Every line in the data below that has the word "Delayed" should be returned.

=== Begin Enclosure ===

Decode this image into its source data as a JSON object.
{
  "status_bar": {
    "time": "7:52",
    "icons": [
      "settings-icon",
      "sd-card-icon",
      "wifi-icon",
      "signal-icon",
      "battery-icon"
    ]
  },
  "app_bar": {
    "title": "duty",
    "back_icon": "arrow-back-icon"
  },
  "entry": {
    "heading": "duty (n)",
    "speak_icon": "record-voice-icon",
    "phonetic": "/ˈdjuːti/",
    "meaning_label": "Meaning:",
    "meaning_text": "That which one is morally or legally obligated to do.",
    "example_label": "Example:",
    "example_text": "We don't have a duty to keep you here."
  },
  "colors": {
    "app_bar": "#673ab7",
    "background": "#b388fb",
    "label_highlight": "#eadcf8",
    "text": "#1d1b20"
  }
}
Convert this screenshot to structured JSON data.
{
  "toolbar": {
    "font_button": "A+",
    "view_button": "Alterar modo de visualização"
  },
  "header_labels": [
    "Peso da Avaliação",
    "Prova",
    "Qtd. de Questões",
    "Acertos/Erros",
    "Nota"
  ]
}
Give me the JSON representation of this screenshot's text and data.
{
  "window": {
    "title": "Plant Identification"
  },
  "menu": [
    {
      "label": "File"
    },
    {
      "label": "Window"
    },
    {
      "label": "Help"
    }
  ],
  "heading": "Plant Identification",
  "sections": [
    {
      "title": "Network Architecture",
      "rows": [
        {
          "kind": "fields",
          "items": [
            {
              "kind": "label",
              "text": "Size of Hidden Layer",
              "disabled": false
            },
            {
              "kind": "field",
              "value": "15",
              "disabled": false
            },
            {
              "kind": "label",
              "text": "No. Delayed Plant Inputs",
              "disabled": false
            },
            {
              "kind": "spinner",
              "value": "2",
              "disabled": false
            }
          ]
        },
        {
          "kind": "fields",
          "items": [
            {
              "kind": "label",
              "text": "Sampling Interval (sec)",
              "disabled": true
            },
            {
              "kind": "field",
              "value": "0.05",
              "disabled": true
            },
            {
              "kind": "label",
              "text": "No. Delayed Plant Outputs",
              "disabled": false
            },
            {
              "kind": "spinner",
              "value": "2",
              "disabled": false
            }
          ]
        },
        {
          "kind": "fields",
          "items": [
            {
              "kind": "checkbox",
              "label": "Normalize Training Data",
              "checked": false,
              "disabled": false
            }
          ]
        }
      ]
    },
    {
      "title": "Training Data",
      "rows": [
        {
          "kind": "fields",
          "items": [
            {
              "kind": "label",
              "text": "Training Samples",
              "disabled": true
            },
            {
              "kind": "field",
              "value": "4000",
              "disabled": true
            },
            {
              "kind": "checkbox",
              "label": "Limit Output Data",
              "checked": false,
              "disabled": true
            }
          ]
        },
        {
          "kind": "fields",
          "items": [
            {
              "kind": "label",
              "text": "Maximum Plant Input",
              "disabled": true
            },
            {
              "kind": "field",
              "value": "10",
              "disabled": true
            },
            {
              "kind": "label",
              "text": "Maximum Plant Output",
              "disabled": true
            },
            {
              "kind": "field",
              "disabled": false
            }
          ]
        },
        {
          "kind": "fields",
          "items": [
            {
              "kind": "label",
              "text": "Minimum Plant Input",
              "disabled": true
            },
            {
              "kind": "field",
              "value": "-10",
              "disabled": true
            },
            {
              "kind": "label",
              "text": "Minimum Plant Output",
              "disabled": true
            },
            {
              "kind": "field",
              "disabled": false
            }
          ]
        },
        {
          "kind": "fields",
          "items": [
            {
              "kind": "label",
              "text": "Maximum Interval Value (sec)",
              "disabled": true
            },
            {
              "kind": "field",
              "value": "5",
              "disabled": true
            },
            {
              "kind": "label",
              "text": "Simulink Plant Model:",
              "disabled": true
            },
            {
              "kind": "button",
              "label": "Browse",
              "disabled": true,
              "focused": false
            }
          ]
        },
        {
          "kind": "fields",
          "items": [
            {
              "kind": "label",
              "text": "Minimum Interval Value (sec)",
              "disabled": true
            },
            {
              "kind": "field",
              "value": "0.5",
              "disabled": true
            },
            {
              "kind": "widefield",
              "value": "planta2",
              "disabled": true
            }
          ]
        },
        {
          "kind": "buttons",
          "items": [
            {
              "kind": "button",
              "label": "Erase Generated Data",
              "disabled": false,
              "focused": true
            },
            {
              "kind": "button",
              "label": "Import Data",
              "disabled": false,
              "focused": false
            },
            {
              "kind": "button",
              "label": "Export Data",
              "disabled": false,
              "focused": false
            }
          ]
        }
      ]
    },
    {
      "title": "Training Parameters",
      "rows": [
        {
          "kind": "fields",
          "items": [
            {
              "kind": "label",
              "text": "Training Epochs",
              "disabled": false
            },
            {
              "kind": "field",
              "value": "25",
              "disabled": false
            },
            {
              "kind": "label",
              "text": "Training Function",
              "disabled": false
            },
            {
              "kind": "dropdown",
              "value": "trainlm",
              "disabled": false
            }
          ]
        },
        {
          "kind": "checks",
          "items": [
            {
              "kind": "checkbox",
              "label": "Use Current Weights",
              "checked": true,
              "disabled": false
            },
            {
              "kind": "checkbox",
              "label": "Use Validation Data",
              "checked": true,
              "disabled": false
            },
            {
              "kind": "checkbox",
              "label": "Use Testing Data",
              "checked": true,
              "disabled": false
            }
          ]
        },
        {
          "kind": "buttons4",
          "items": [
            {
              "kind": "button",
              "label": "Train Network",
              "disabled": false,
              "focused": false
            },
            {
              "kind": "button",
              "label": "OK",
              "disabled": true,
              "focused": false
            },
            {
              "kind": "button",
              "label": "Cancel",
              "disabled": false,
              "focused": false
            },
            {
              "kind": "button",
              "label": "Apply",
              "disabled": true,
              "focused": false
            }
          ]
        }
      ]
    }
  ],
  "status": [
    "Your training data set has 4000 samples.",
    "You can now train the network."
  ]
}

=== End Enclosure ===

*RESPONSE TO THIS EXERCISE*:
              "text": "No. Delayed Plant Inputs",
              "text": "No. Delayed Plant Outputs",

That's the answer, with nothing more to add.